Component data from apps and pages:

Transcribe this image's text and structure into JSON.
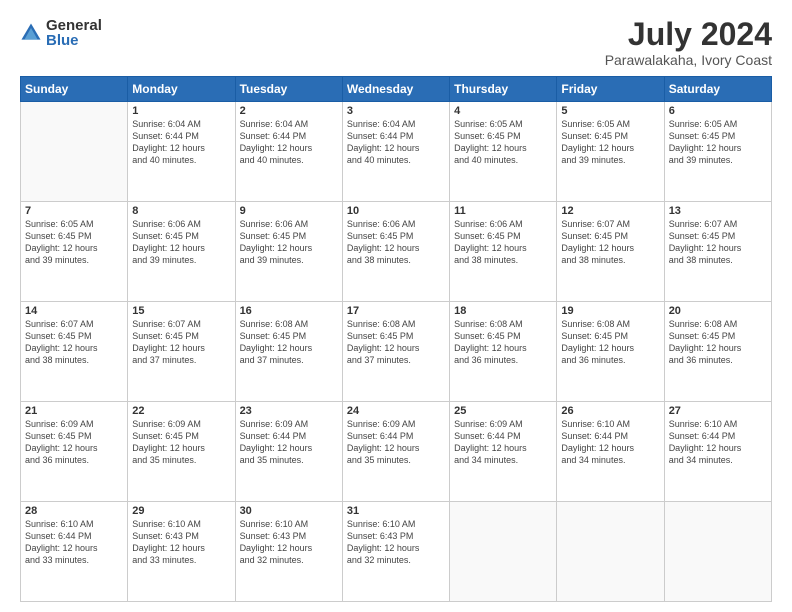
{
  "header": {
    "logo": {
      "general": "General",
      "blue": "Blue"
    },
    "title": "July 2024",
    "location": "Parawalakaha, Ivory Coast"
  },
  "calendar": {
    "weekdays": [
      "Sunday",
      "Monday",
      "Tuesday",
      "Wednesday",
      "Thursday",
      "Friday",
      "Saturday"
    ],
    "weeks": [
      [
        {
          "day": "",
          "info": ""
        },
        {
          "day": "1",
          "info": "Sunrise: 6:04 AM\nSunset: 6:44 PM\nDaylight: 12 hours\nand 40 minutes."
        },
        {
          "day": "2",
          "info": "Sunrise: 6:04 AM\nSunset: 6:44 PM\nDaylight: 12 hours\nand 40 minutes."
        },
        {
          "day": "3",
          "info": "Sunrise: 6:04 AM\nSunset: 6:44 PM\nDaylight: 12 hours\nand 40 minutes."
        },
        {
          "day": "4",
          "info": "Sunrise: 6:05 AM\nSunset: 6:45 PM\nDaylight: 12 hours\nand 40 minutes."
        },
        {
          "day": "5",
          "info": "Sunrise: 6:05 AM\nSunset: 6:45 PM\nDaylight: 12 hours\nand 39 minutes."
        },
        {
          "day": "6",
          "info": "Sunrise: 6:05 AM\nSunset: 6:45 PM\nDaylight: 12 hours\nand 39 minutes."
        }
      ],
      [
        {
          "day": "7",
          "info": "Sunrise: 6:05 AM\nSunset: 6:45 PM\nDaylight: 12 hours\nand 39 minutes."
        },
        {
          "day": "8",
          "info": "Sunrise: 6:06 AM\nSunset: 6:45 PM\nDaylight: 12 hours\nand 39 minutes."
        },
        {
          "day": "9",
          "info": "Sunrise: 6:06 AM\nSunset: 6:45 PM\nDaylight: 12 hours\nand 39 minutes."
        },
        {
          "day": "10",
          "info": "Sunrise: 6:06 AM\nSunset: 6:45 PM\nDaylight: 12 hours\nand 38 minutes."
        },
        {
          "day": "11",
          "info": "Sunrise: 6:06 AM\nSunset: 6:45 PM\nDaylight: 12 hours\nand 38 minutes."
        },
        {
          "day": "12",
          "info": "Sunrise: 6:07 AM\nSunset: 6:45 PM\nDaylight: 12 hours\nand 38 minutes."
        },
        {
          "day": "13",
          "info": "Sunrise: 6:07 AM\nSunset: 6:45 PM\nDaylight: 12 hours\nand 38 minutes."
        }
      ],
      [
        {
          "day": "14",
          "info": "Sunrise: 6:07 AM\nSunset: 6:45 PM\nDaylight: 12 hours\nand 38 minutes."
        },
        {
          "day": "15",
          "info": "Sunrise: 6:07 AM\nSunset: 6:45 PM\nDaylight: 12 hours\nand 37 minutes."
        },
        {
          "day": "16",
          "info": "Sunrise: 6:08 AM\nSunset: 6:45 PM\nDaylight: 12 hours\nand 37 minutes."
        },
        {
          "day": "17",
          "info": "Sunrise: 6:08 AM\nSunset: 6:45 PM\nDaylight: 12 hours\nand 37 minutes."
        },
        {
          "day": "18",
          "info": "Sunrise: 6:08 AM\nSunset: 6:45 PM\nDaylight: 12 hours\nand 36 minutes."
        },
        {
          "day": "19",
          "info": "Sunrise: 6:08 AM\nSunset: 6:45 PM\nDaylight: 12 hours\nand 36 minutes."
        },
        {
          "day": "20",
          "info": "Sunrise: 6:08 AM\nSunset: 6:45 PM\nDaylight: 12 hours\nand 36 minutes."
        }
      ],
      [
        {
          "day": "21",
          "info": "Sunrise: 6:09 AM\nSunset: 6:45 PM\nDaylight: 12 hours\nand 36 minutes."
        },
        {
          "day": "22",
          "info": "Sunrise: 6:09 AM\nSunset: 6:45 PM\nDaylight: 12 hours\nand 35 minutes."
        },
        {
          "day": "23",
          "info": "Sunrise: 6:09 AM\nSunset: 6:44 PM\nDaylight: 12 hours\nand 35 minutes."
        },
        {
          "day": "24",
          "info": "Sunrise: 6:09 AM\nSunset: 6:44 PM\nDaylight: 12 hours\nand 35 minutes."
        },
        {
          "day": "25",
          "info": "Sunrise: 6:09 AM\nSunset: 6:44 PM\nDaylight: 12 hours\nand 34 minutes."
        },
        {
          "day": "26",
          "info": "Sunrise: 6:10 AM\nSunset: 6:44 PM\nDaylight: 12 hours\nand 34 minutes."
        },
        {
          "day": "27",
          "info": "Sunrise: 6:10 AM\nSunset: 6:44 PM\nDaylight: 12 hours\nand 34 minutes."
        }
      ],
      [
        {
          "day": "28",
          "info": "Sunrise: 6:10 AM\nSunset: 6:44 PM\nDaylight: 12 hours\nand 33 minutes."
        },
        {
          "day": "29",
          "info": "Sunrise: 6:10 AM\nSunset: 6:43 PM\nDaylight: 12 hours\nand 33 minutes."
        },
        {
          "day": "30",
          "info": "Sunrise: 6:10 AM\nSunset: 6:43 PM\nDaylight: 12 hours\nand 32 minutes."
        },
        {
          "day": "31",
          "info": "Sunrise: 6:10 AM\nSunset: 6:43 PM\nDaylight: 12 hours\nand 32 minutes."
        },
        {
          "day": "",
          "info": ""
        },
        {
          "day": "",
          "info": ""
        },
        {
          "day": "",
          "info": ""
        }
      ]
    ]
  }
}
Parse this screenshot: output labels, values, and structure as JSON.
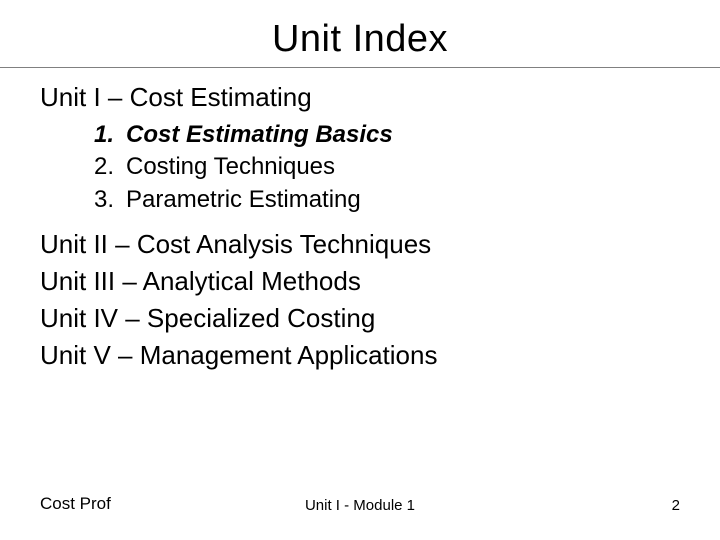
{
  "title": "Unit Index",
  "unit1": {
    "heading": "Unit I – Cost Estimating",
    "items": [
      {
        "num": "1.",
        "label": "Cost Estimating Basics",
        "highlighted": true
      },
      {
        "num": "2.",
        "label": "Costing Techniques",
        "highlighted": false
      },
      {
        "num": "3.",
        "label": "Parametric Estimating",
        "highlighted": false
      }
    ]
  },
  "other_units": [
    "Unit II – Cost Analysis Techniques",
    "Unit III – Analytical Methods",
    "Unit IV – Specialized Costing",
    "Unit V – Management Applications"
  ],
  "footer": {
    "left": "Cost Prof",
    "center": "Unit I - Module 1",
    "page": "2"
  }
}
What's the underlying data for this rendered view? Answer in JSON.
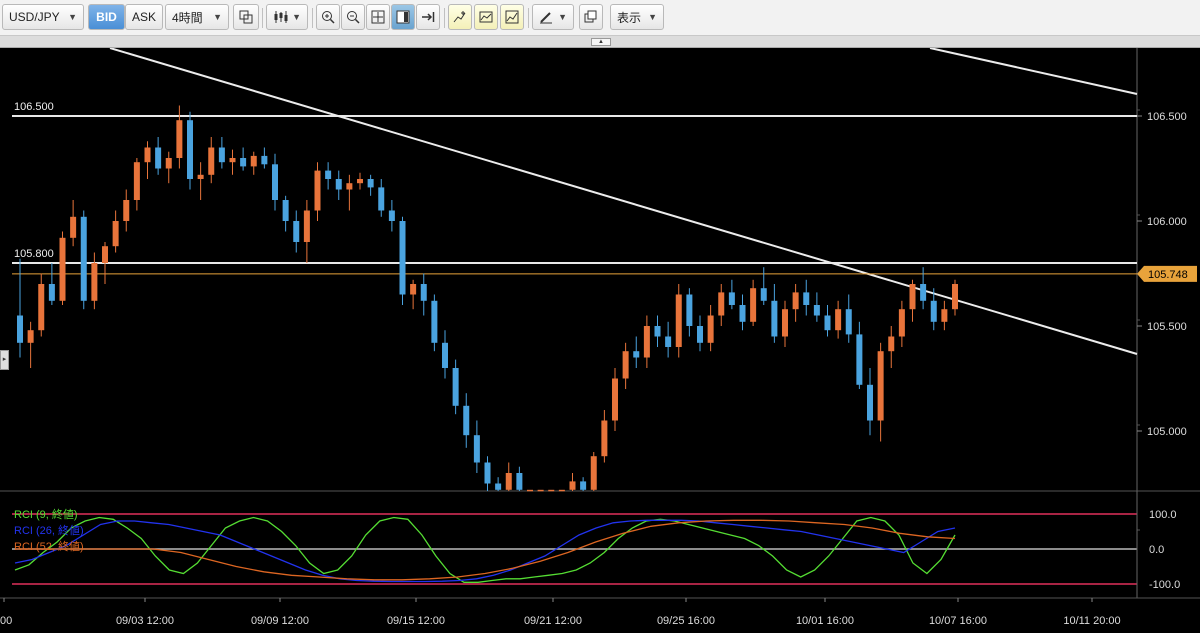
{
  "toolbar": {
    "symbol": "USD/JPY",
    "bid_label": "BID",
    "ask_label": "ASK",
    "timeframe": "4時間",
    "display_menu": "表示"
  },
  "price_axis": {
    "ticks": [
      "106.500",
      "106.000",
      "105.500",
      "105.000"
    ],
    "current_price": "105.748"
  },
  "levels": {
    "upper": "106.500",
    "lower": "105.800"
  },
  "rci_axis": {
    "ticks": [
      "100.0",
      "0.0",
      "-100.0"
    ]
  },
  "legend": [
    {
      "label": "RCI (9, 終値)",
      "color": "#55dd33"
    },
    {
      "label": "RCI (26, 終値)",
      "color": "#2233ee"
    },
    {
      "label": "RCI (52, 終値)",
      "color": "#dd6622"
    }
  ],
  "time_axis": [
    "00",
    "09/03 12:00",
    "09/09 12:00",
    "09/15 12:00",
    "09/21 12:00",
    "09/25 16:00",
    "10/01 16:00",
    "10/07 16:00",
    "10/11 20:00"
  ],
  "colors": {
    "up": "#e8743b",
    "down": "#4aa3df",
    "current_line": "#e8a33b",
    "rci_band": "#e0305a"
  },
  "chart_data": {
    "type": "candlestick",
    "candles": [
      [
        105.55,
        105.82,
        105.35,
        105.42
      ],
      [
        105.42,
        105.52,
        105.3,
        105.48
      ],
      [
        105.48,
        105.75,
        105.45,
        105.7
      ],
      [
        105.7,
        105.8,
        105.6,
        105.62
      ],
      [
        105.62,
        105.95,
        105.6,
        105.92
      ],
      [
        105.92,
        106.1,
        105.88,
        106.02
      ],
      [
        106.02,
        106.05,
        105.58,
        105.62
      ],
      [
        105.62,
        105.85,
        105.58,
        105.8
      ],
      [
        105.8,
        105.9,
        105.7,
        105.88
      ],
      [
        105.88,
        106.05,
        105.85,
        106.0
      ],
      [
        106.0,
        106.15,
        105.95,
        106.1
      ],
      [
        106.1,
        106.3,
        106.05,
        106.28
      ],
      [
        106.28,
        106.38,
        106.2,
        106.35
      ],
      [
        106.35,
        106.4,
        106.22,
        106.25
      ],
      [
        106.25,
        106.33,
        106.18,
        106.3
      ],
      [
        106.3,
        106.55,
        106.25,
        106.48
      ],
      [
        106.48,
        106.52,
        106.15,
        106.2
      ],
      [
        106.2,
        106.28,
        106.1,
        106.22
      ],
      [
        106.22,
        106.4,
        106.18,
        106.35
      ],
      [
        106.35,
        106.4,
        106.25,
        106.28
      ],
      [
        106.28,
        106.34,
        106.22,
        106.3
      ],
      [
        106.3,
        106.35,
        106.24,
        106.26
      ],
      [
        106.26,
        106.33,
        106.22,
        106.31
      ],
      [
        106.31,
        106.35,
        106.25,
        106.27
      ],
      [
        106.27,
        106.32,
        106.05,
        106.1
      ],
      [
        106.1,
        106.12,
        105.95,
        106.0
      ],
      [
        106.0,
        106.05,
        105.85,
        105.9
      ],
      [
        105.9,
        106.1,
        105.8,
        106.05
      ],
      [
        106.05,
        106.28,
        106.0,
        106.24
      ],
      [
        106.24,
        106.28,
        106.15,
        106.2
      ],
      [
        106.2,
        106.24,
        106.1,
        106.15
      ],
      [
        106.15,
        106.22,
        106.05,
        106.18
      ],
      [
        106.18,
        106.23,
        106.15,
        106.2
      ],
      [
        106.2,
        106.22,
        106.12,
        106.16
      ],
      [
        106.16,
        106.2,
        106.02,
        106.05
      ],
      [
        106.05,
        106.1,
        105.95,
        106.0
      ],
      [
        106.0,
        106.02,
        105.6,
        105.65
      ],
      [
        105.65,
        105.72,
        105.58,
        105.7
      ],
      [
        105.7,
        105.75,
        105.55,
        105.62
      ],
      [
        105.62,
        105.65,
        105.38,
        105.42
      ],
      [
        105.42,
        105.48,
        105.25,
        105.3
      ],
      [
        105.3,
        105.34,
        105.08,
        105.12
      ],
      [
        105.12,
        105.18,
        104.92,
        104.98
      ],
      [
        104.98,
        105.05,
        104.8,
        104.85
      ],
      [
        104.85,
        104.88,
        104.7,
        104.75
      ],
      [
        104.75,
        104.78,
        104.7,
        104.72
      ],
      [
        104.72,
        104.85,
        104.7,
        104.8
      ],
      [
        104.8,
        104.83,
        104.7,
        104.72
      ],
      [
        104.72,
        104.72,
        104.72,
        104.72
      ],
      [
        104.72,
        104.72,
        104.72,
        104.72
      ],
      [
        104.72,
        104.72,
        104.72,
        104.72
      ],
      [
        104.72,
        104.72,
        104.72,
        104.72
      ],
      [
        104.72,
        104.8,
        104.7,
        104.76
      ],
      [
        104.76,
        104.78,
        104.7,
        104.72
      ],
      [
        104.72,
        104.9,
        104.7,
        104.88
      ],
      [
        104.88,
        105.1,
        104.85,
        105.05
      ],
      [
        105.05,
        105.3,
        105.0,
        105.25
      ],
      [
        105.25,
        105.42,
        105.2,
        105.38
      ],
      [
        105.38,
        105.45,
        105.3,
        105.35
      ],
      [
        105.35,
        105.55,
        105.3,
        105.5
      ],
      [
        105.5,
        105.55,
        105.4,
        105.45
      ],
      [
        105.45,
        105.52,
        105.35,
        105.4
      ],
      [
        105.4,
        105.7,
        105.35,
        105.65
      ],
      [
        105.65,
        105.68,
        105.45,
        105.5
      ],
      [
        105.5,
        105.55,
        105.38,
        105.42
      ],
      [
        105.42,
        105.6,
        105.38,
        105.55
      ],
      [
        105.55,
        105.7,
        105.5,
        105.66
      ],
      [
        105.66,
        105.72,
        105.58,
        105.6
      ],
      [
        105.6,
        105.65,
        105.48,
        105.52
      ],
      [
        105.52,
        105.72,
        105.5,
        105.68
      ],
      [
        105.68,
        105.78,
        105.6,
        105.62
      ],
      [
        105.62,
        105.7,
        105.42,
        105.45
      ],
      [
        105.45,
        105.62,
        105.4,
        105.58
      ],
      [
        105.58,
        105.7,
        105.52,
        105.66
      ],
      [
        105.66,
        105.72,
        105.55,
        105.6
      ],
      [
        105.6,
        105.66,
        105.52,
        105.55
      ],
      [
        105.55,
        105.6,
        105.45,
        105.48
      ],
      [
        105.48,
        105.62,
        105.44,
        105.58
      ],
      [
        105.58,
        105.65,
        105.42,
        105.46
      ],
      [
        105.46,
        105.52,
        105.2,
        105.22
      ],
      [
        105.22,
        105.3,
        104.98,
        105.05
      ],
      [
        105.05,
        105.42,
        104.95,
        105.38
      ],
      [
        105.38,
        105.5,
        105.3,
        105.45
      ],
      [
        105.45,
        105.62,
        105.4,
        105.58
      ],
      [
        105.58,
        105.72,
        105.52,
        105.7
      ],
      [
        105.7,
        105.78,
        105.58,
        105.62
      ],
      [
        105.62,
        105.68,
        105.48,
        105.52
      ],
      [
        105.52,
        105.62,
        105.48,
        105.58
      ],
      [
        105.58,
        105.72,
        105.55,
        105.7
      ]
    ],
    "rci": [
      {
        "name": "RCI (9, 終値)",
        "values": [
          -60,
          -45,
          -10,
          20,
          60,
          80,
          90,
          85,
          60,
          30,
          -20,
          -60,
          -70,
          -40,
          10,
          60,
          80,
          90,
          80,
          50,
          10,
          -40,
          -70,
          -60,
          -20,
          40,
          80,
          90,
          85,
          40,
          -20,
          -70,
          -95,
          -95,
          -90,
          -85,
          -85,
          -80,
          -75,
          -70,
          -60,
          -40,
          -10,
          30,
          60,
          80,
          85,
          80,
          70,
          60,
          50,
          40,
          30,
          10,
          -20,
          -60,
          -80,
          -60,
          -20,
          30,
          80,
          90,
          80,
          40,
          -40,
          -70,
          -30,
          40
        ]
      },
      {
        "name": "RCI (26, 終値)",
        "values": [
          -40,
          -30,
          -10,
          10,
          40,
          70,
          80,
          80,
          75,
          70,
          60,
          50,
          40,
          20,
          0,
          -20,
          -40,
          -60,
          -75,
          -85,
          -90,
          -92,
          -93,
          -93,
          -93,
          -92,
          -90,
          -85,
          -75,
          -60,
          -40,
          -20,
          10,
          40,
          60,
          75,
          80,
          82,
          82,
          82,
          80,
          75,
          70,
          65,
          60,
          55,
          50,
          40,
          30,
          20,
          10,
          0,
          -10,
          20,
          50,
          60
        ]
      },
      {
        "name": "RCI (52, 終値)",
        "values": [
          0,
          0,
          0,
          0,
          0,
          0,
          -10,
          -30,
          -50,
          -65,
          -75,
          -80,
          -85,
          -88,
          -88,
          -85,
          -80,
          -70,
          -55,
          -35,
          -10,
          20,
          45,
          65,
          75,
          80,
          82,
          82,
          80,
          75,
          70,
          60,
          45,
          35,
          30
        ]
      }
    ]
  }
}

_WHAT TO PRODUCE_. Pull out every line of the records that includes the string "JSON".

_ANSWER SPACE_.
Transcribe this image's text and structure into JSON.
Parse this screenshot: output labels, values, and structure as JSON.
What's the underlying data for this rendered view? Answer in JSON.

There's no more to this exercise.